Speech Sample - Ava - 23 months oldAgain, this is about one month after the last sample. At this point Ava was about six weeks into receiving speech services. Ava and I were laying on the floor and she was making some observations about the striped shirt I was wearing.
This speech sample shows a great deal of change. At 22 months, Ava produced 10 utterances in a little under a minute. Those utterances included four different words. She used one consonant (/d/) and three vowels (/Ɛ/, /Λ/, /OƱ/). In the 23 month sample she produces 13 utterances total in just over a minute. Two of them are two-word utterances. Nine different words are used. She went from using one consonant to using seven. In the last sample she used three vowel sounds and in this one she uses six vowel sounds.
Speech Sample - Ava - 25 months oldThis is about six weeks after the last sample. It is a bit of a therapy session I was doing with Ava. We were using a few of the Kaufman Cards. She had just turned 25 months old.
In the previous sample, Ava used the following consonants: /b, d, t, m, n, w, j/. All but one of those (mama) were used in one-syllable CV words.

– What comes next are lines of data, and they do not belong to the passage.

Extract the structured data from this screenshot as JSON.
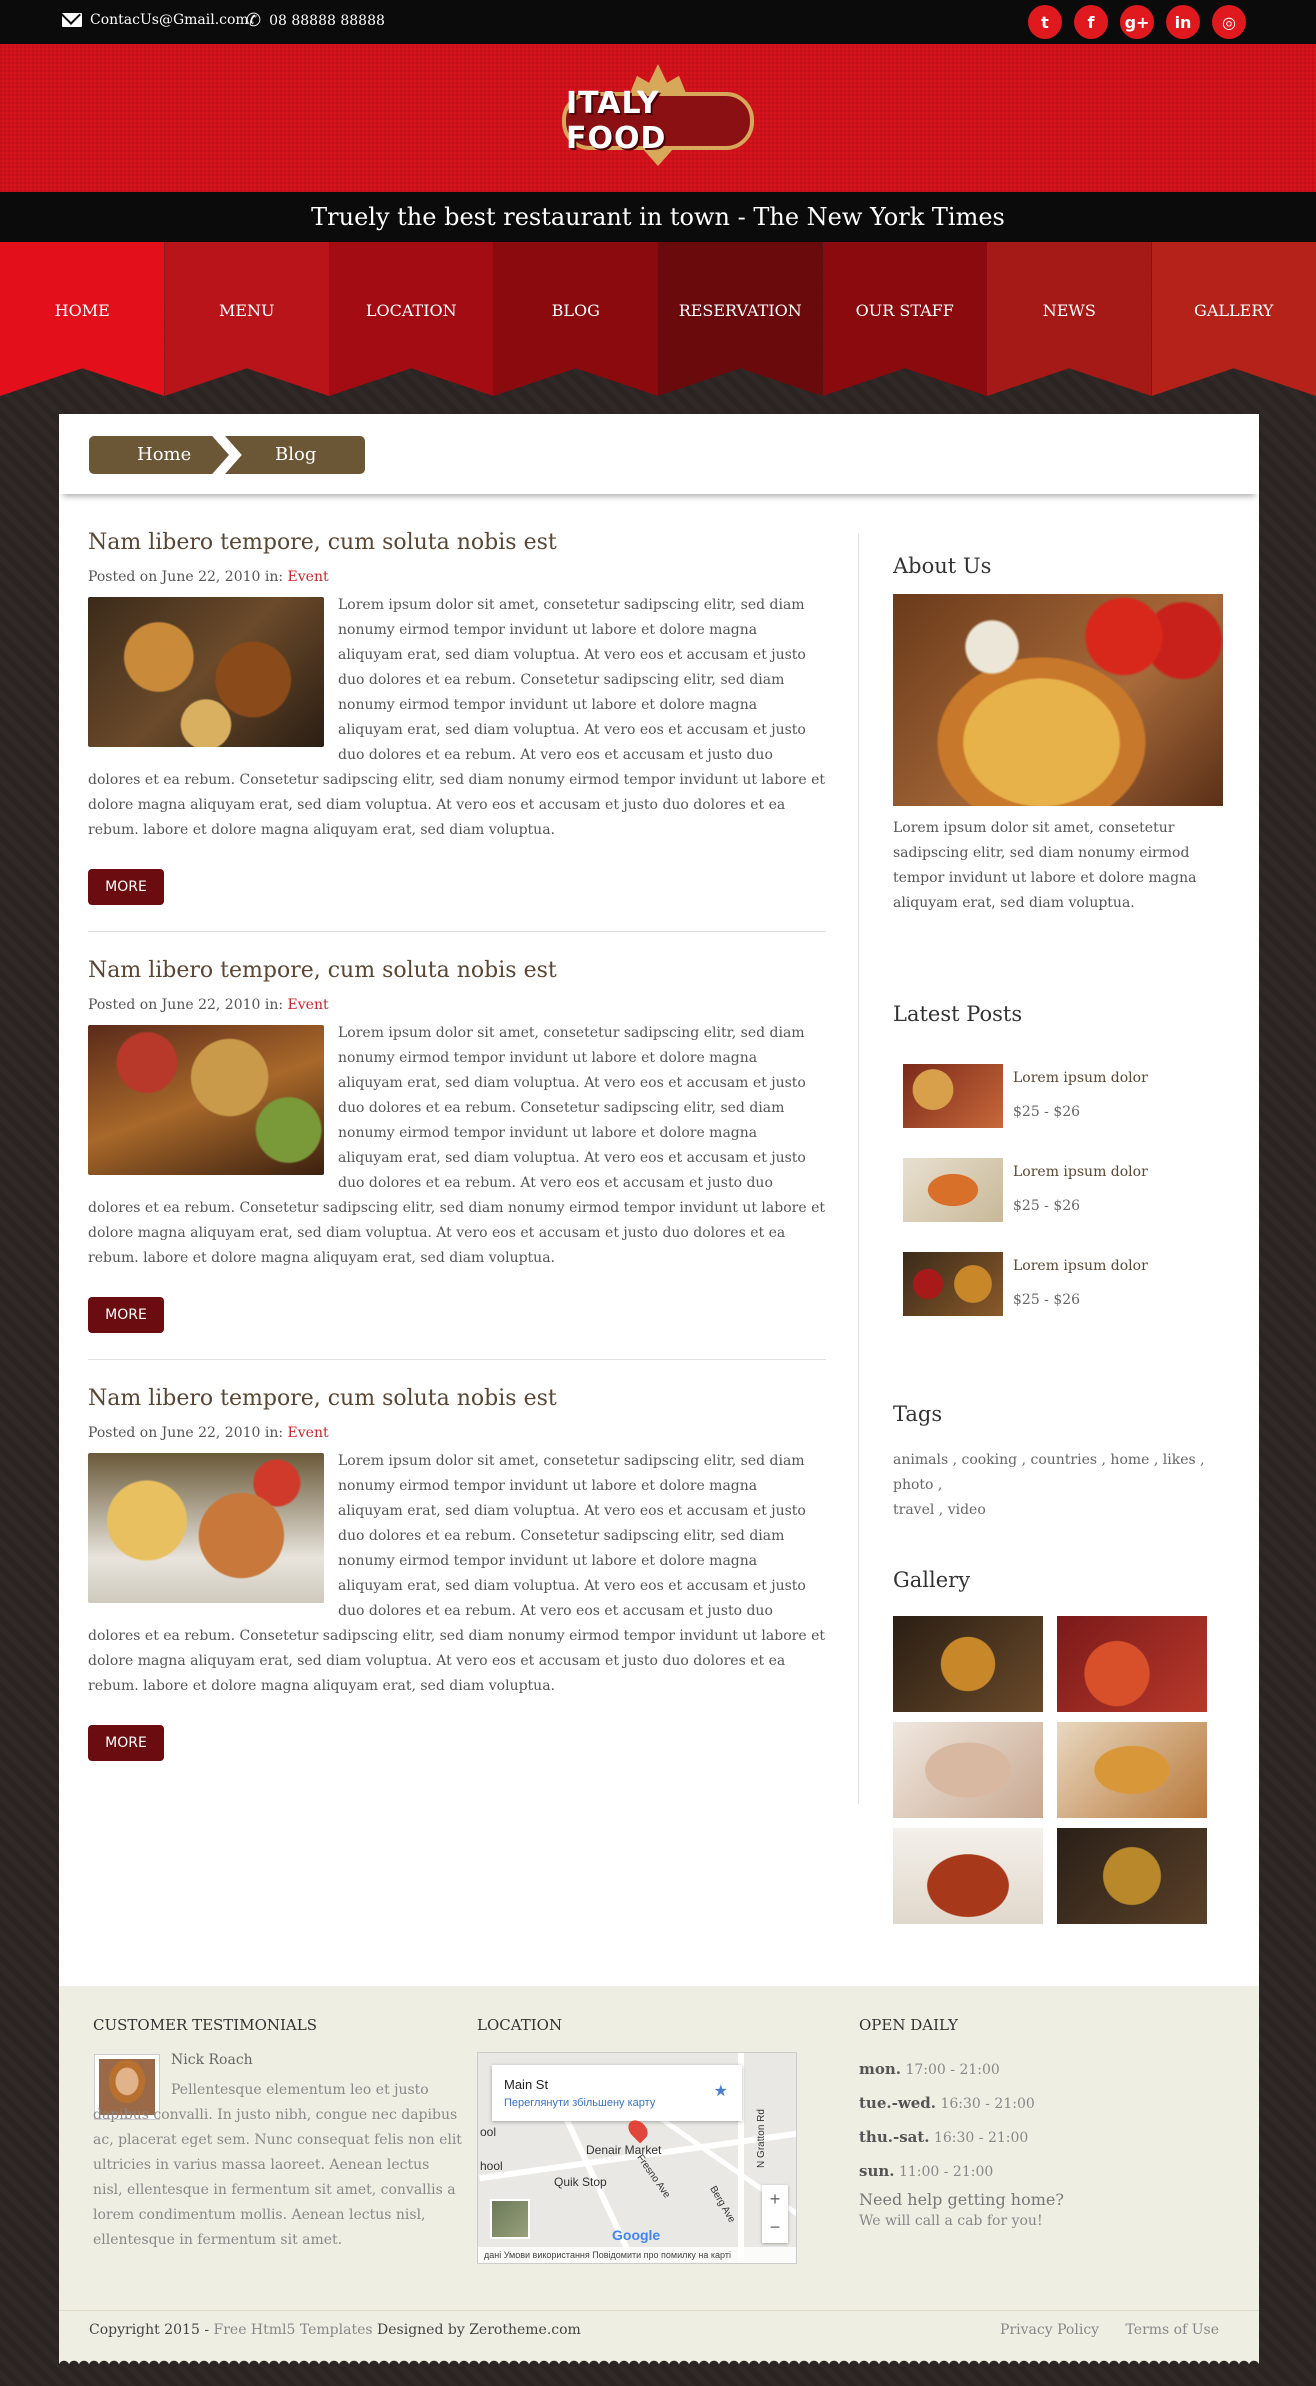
{
  "topbar": {
    "email": "ContacUs@Gmail.com",
    "phone": "08 88888 88888",
    "socials": [
      {
        "icon": "twitter-icon",
        "glyph": "t"
      },
      {
        "icon": "facebook-icon",
        "glyph": "f"
      },
      {
        "icon": "google-plus-icon",
        "glyph": "g+"
      },
      {
        "icon": "linkedin-icon",
        "glyph": "in"
      },
      {
        "icon": "instagram-icon",
        "glyph": "◎"
      }
    ]
  },
  "header": {
    "logo_text": "ITALY FOOD",
    "tagline": "Truely the best restaurant in town - The New York Times"
  },
  "nav": {
    "items": [
      {
        "label": "HOME",
        "color": "#e3101b"
      },
      {
        "label": "MENU",
        "color": "#b9141a"
      },
      {
        "label": "LOCATION",
        "color": "#a30c12"
      },
      {
        "label": "BLOG",
        "color": "#8a0a0e"
      },
      {
        "label": "RESERVATION",
        "color": "#6a0a0c"
      },
      {
        "label": "OUR STAFF",
        "color": "#8a0a0e"
      },
      {
        "label": "NEWS",
        "color": "#a51a17"
      },
      {
        "label": "GALLERY",
        "color": "#b5221a"
      }
    ]
  },
  "breadcrumb": {
    "home": "Home",
    "current": "Blog"
  },
  "posts": [
    {
      "title": "Nam libero tempore, cum soluta nobis est",
      "meta_prefix": "Posted on June 22, 2010 in:",
      "category": "Event",
      "body": "Lorem ipsum dolor sit amet, consetetur sadipscing elitr, sed diam nonumy eirmod tempor invidunt ut labore et dolore magna aliquyam erat, sed diam voluptua. At vero eos et accusam et justo duo dolores et ea rebum. Consetetur sadipscing elitr, sed diam nonumy eirmod tempor invidunt ut labore et dolore magna aliquyam erat, sed diam voluptua. At vero eos et accusam et justo duo dolores et ea rebum. At vero eos et accusam et justo duo dolores et ea rebum. Consetetur sadipscing elitr, sed diam nonumy eirmod tempor invidunt ut labore et dolore magna aliquyam erat, sed diam voluptua. At vero eos et accusam et justo duo dolores et ea rebum. labore et dolore magna aliquyam erat, sed diam voluptua.",
      "more": "MORE"
    },
    {
      "title": "Nam libero tempore, cum soluta nobis est",
      "meta_prefix": "Posted on June 22, 2010 in:",
      "category": "Event",
      "body": "Lorem ipsum dolor sit amet, consetetur sadipscing elitr, sed diam nonumy eirmod tempor invidunt ut labore et dolore magna aliquyam erat, sed diam voluptua. At vero eos et accusam et justo duo dolores et ea rebum. Consetetur sadipscing elitr, sed diam nonumy eirmod tempor invidunt ut labore et dolore magna aliquyam erat, sed diam voluptua. At vero eos et accusam et justo duo dolores et ea rebum. At vero eos et accusam et justo duo dolores et ea rebum. Consetetur sadipscing elitr, sed diam nonumy eirmod tempor invidunt ut labore et dolore magna aliquyam erat, sed diam voluptua. At vero eos et accusam et justo duo dolores et ea rebum. labore et dolore magna aliquyam erat, sed diam voluptua.",
      "more": "MORE"
    },
    {
      "title": "Nam libero tempore, cum soluta nobis est",
      "meta_prefix": "Posted on June 22, 2010 in:",
      "category": "Event",
      "body": "Lorem ipsum dolor sit amet, consetetur sadipscing elitr, sed diam nonumy eirmod tempor invidunt ut labore et dolore magna aliquyam erat, sed diam voluptua. At vero eos et accusam et justo duo dolores et ea rebum. Consetetur sadipscing elitr, sed diam nonumy eirmod tempor invidunt ut labore et dolore magna aliquyam erat, sed diam voluptua. At vero eos et accusam et justo duo dolores et ea rebum. At vero eos et accusam et justo duo dolores et ea rebum. Consetetur sadipscing elitr, sed diam nonumy eirmod tempor invidunt ut labore et dolore magna aliquyam erat, sed diam voluptua. At vero eos et accusam et justo duo dolores et ea rebum. labore et dolore magna aliquyam erat, sed diam voluptua.",
      "more": "MORE"
    }
  ],
  "sidebar": {
    "about_title": "About Us",
    "about_text": "Lorem ipsum dolor sit amet, consetetur sadipscing elitr, sed diam nonumy eirmod tempor invidunt ut labore et dolore magna aliquyam erat, sed diam voluptua.",
    "latest_title": "Latest Posts",
    "latest": [
      {
        "title": "Lorem ipsum dolor",
        "price": "$25 - $26"
      },
      {
        "title": "Lorem ipsum dolor",
        "price": "$25 - $26"
      },
      {
        "title": "Lorem ipsum dolor",
        "price": "$25 - $26"
      }
    ],
    "tags_title": "Tags",
    "tags": [
      "animals",
      "cooking",
      "countries",
      "home",
      "likes",
      "photo",
      "travel",
      "video"
    ],
    "gallery_title": "Gallery"
  },
  "footer": {
    "testimonials_title": "CUSTOMER TESTIMONIALS",
    "testimonial_name": "Nick Roach",
    "testimonial_text": "Pellentesque elementum leo et justo dapibus convalli. In justo nibh, congue nec dapibus ac, placerat eget sem. Nunc consequat felis non elit ultricies in varius massa laoreet. Aenean lectus nisl, ellentesque in fermentum sit amet, convallis a lorem condimentum mollis. Aenean lectus nisl, ellentesque in fermentum sit amet.",
    "location_title": "LOCATION",
    "map": {
      "place": "Main St",
      "view_larger": "Переглянути збільшену карту",
      "label_market": "Denair Market",
      "label_quik": "Quik Stop",
      "label_ool1": "ool",
      "label_ool2": "hool",
      "street1": "N Gratton Rd",
      "street2": "Fresno Ave",
      "street3": "Berg Ave",
      "google": "Google",
      "footer_text": "дані  Умови використання  Повідомити про помилку на карті"
    },
    "open_title": "OPEN DAILY",
    "hours": [
      {
        "day": "mon.",
        "time": "17:00 - 21:00"
      },
      {
        "day": "tue.-wed.",
        "time": "16:30 - 21:00"
      },
      {
        "day": "thu.-sat.",
        "time": "16:30 - 21:00"
      },
      {
        "day": "sun.",
        "time": "11:00 - 21:00"
      }
    ],
    "need_help": "Need help getting home?",
    "cab": "We will call a cab for you!",
    "copyright_prefix": "Copyright 2015 -",
    "free_templates": "Free Html5 Templates",
    "designed_by": "Designed by Zerotheme.com",
    "privacy": "Privacy Policy",
    "terms": "Terms of Use"
  }
}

In this sample Ava produces five different two-syllable words. Four of them were imitated correctly and one was imitated incorrectly, but still with a two-syllable non-reduplicated word. She uses /b, d t, p, m, n, h/ in this sample. She has added the /p/ and /h/ syllables in the six weeks since the last sample. She has also moved from productions that were primarily the CV syllable shape to productions that are non-reduplicated CVCV in syllable shape which is much more complex.

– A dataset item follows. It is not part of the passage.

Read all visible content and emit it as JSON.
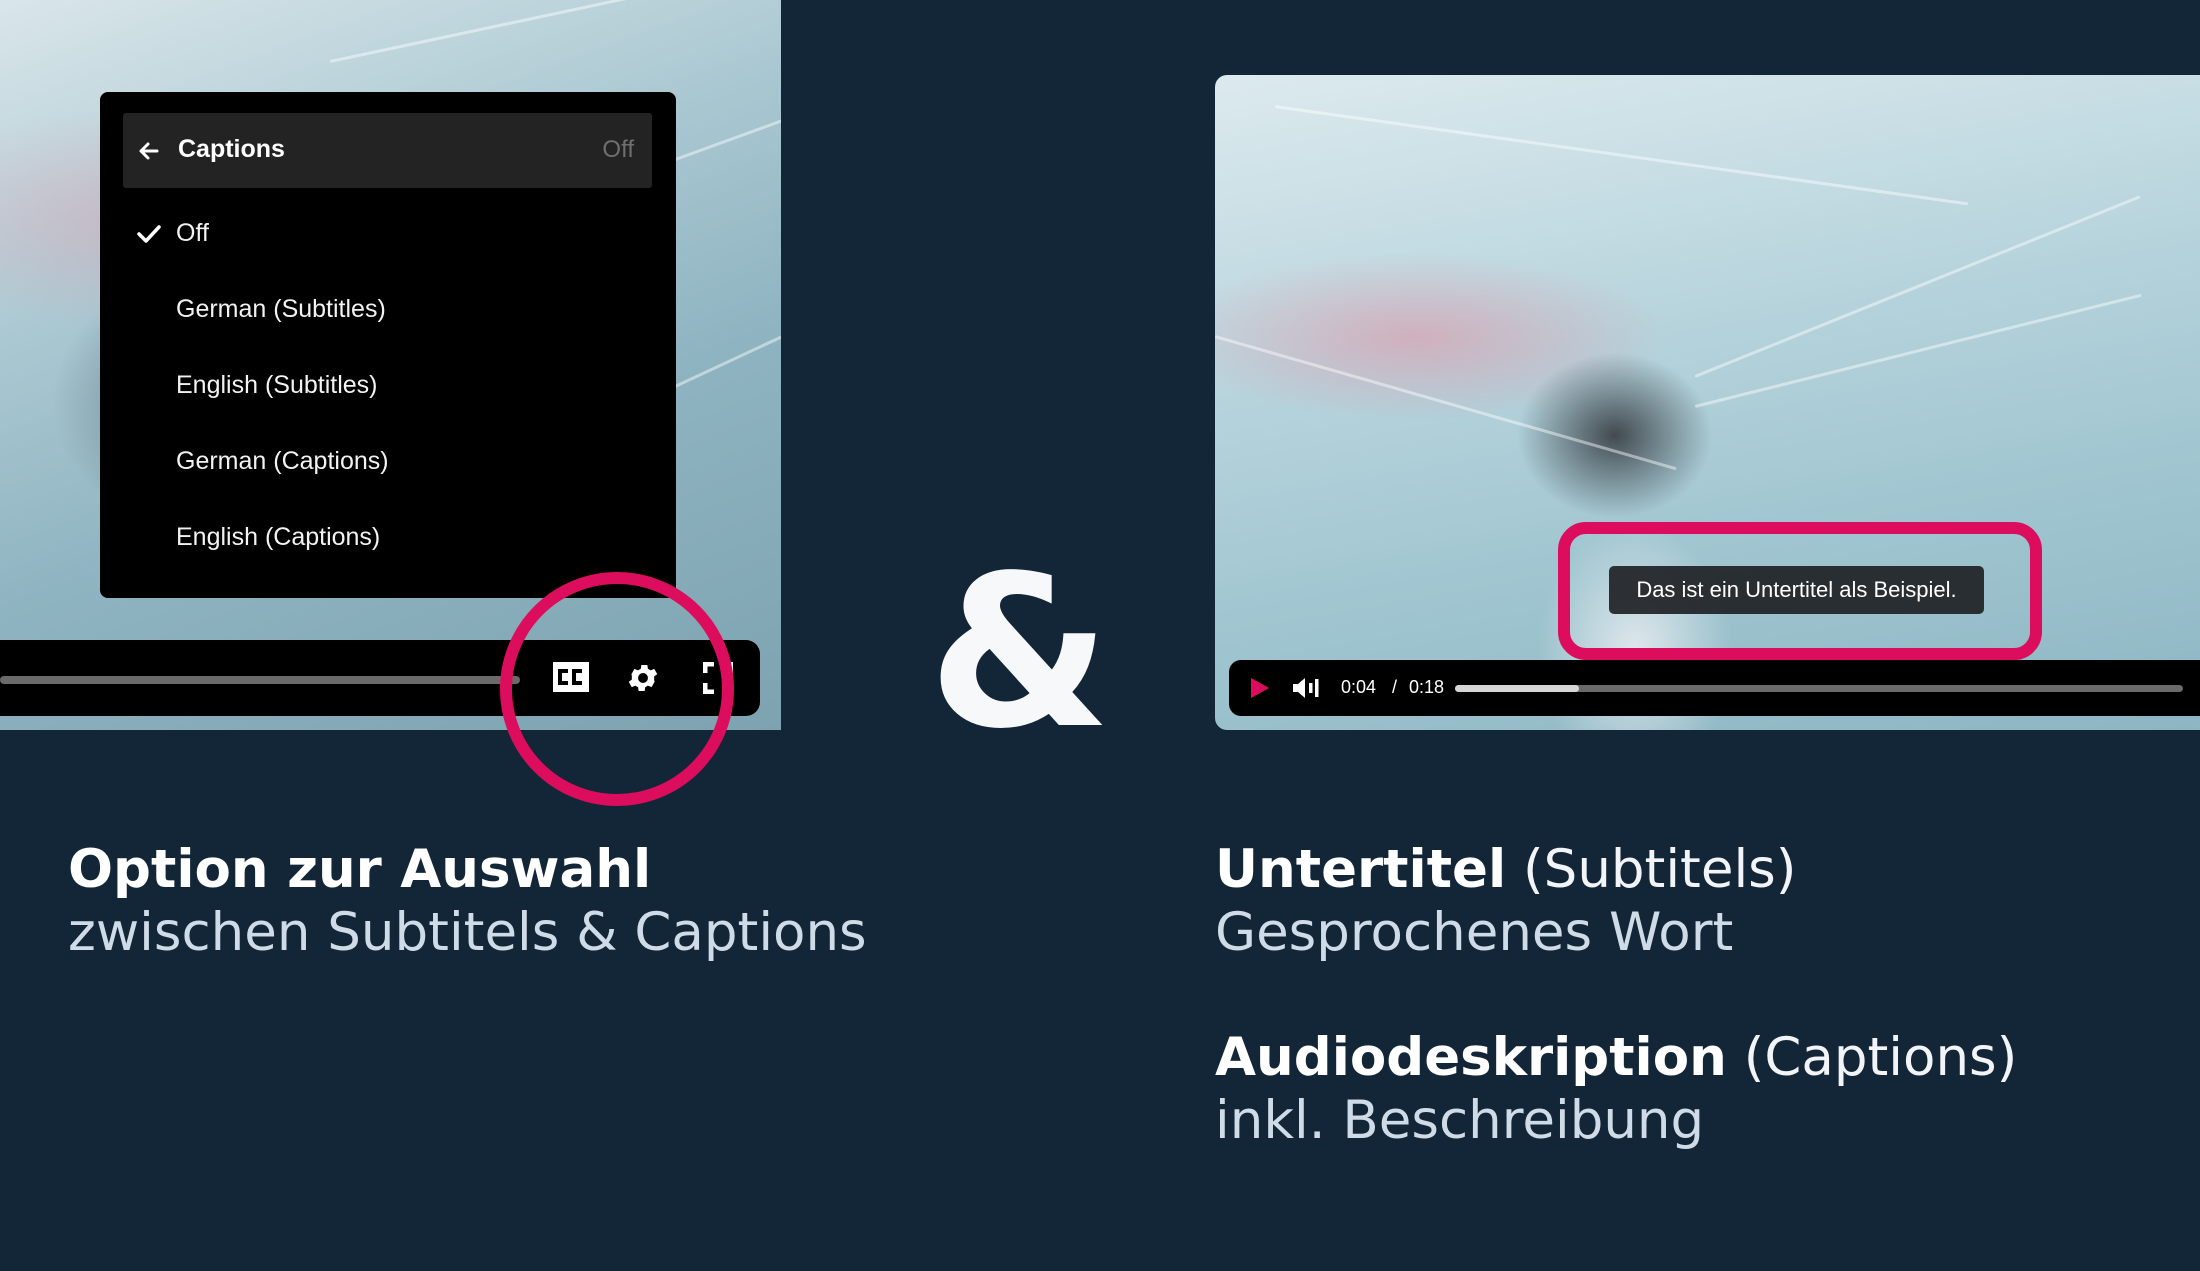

Speech Sample - Ava - 25 months oldThis sample was taken three weeks after the last one. Ava is almost 26 months old. The most striking thing to notice here is how Ava moved to using multi-word utterances. In this sample she produces 10 utterances. 2 of those are one word (both two-syllable). 5 of those are three words (4 syllables per utterance). One utterance was four words long (5 syllables)! This is a huge increase in average sentence length in three weeks.
Speech Sample - Ava - 26 months oldThis is the last monthly sample I have. It was taken about three weeks after the last one and Ava is 26 months old. At this point Ava was about four months into receiving speech services. Ava was asking me to get something down from a shelf.
In the last audio sample Ava produced 10 utterances in a little under half a minute. Those utterances included seven different words and ranged from 1 word (two syllable) utterances to 4 word (five syllable utterances). In this sample, Ava produces 13 utterances in a little under 30 seconds. These utterances include 12 different words and range from on word (one syllable) utterances to 5 word (5 syllable)utterances. The average number of words per utterance in the last sample was 2.2. In this sample it increased to 2.42. More importantly, there was significantly more diversity to the utterances in this sample.
Speech Sample - Ava - 30 months oldThis is a short audio clip I pulled from a home video of Ava singing to me as we were swing on a deck swing. I was using the front facing camera on my phone and Ava was entranced at watching herself sing. First I got her version of the ABC song twice. Then I asked for the Itsy Bitsy Spider, then Row, Row, Row Your Boat, and finally Hush Little Baby. It was so adorable.
Here is a small audio clip from the concert. She decided to sing the Itsy Bitsy Spider as the Itsy Bitsy Butterfly instead, as she explains at the end.